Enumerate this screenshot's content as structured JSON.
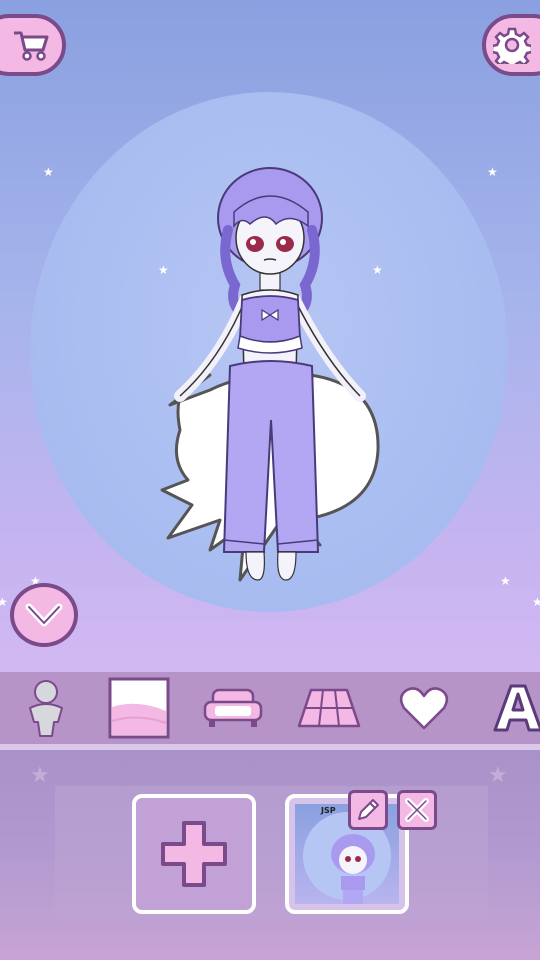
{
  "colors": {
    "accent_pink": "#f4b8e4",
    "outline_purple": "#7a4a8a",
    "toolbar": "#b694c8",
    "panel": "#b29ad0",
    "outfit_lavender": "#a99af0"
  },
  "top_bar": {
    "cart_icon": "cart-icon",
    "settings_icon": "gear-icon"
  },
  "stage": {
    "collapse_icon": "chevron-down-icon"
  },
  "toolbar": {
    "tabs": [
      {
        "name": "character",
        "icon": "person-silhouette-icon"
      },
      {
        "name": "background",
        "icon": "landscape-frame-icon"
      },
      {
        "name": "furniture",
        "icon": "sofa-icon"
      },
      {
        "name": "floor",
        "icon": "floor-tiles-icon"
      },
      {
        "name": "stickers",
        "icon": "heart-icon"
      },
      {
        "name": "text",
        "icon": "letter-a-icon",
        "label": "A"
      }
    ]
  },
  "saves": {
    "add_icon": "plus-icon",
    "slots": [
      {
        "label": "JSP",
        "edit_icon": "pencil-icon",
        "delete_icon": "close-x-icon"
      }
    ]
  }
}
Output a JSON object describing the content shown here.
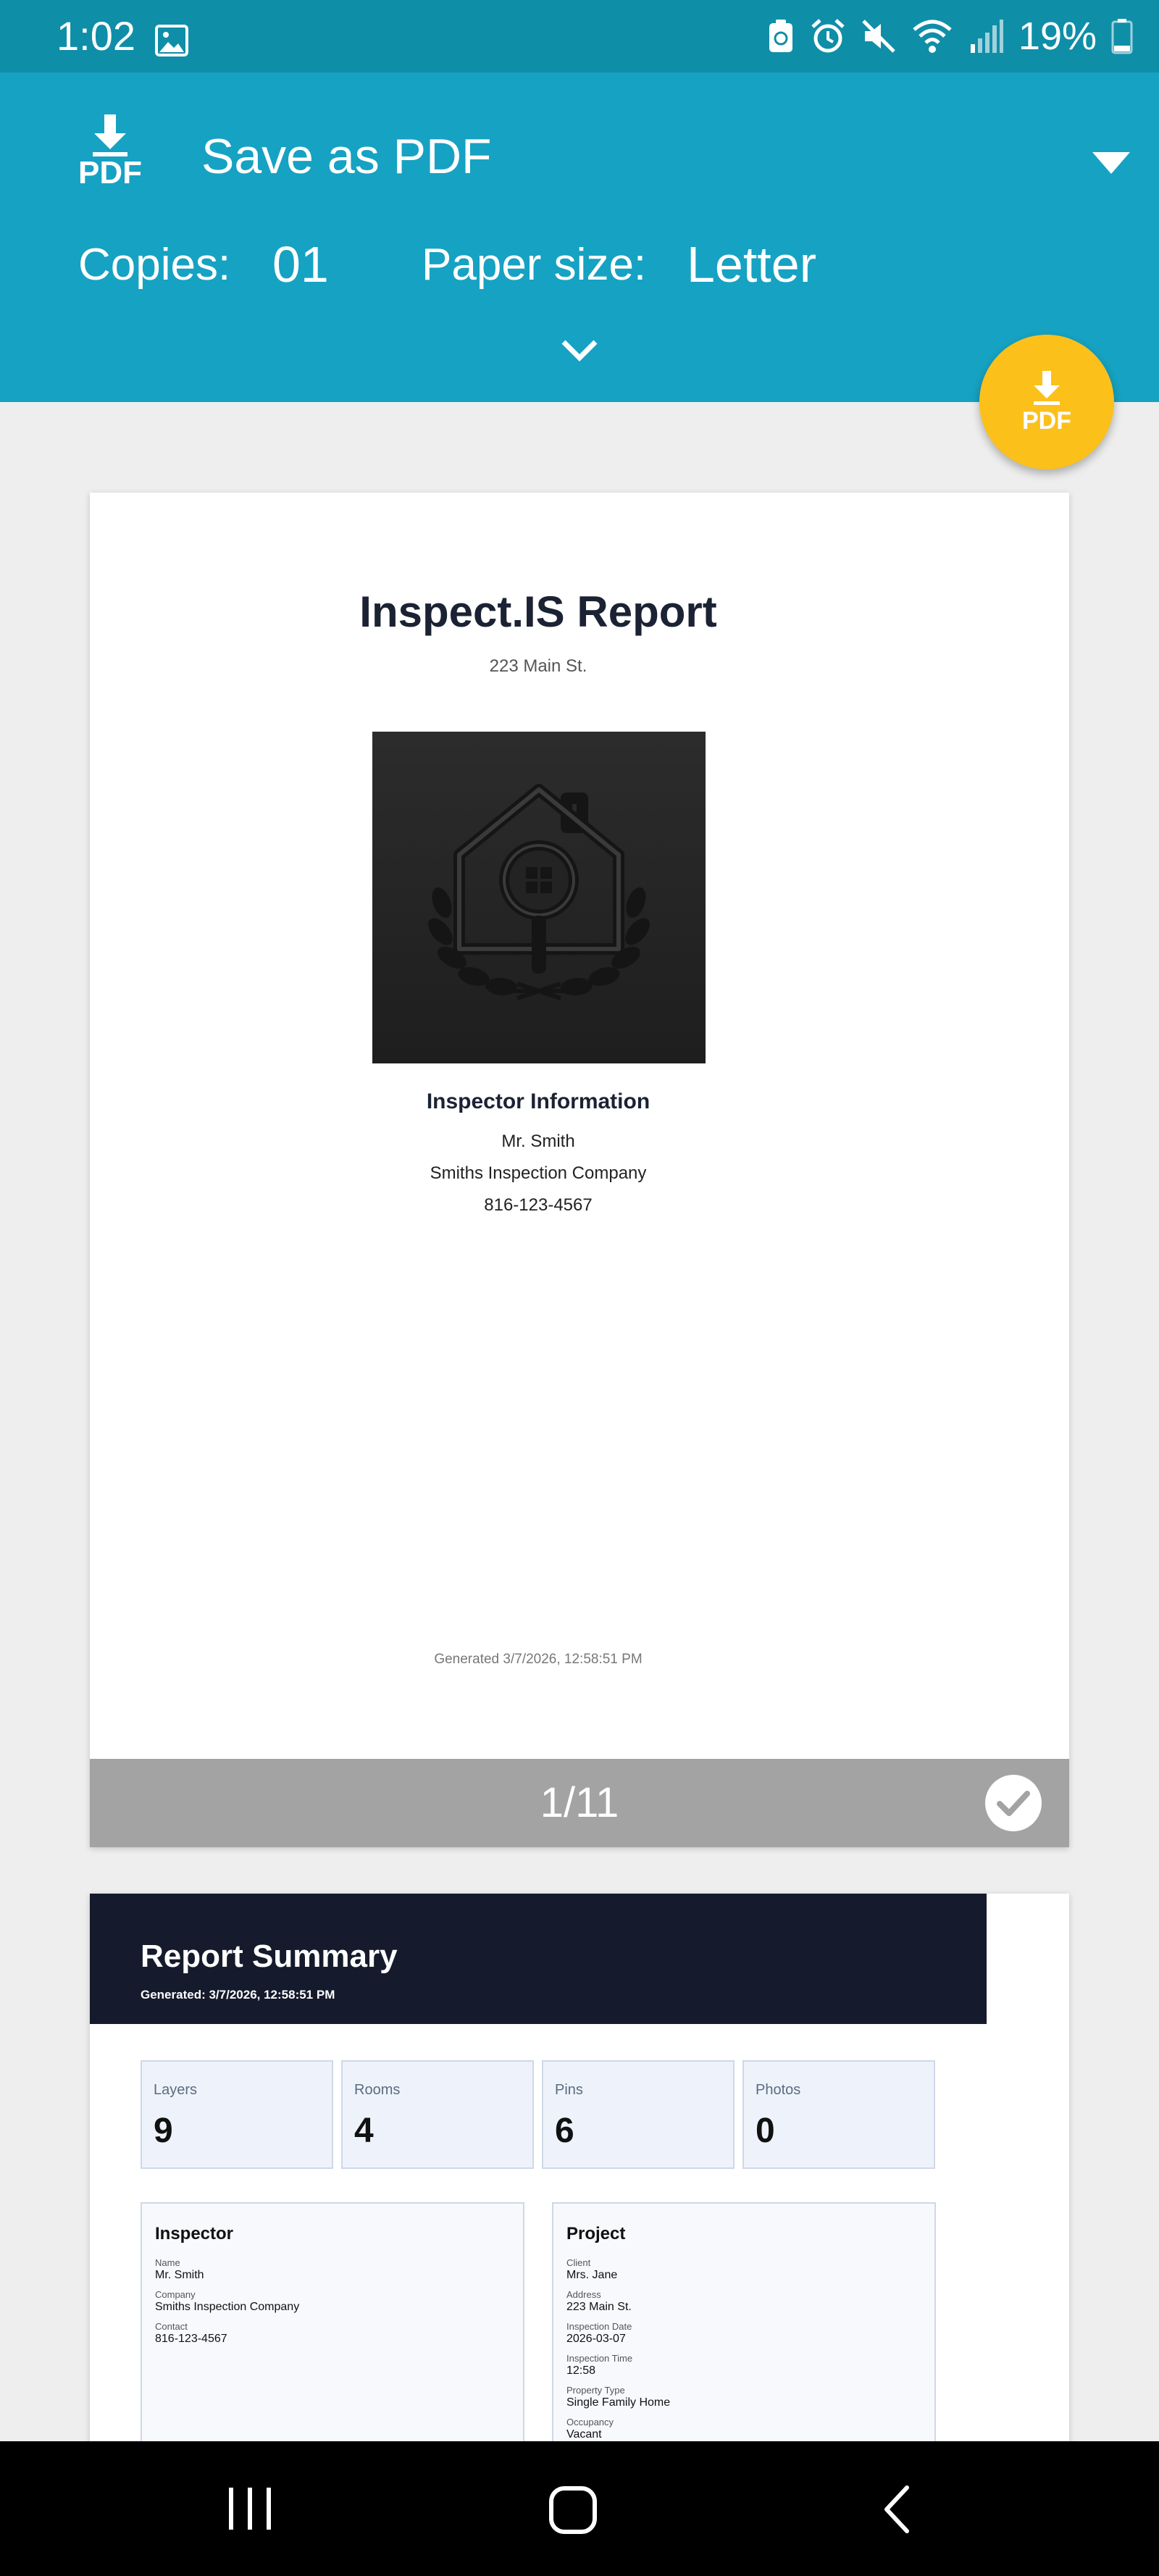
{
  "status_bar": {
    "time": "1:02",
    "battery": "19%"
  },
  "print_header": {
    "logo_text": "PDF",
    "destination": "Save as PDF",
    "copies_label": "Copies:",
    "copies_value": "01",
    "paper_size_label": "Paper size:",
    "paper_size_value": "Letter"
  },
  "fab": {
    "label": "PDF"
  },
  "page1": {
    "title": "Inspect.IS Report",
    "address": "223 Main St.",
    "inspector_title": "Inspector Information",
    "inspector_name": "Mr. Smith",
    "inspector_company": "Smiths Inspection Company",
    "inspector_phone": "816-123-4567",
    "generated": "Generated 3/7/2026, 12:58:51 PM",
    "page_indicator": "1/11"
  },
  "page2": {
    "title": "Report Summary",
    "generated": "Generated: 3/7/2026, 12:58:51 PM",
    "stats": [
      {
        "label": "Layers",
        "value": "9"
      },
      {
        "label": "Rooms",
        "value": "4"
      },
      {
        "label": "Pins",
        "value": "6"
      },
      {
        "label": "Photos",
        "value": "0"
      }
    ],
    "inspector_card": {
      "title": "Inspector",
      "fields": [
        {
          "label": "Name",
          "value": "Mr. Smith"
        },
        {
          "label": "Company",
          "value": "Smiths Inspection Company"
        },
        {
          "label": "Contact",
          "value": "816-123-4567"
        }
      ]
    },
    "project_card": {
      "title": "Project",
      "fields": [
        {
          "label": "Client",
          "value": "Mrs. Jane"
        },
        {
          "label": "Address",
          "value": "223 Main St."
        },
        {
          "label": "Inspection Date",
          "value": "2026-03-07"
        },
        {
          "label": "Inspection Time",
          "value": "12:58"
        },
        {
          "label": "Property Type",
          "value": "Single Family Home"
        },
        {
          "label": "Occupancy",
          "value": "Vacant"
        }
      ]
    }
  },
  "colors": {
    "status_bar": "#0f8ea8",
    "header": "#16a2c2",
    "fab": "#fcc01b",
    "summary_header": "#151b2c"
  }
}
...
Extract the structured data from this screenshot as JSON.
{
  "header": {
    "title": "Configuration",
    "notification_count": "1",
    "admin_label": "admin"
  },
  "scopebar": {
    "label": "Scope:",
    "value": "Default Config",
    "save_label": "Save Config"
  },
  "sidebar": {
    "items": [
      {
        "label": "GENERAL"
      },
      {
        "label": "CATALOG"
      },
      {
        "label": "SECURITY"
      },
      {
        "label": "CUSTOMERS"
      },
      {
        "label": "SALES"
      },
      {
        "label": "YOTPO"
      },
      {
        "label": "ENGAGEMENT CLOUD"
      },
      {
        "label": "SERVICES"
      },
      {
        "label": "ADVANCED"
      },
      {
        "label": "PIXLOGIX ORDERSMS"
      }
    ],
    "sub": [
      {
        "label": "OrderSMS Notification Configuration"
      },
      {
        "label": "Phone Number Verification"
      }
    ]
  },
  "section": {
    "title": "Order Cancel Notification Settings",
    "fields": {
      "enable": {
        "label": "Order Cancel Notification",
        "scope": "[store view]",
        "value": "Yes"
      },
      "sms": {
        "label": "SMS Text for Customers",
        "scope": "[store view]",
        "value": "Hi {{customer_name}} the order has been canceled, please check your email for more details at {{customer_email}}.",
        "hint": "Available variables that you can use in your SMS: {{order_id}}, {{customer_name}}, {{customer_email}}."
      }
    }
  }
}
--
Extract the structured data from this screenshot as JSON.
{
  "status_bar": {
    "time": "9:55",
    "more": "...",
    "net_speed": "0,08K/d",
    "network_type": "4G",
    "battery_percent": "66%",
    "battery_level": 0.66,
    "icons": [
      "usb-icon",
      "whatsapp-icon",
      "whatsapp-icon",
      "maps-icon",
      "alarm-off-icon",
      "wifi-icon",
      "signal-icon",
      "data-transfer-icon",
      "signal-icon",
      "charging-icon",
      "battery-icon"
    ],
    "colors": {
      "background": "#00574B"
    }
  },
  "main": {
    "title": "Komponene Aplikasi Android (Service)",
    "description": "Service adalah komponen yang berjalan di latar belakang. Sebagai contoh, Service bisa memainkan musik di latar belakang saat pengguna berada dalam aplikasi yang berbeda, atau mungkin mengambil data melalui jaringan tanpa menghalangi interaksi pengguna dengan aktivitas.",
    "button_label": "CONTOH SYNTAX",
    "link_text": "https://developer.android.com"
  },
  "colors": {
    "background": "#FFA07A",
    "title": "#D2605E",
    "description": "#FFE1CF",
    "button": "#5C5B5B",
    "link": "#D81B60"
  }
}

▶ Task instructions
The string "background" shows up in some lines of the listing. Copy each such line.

▶ Solution below
        "name": "background",
      "background": "#00574B"
    "background": "#FFA07A",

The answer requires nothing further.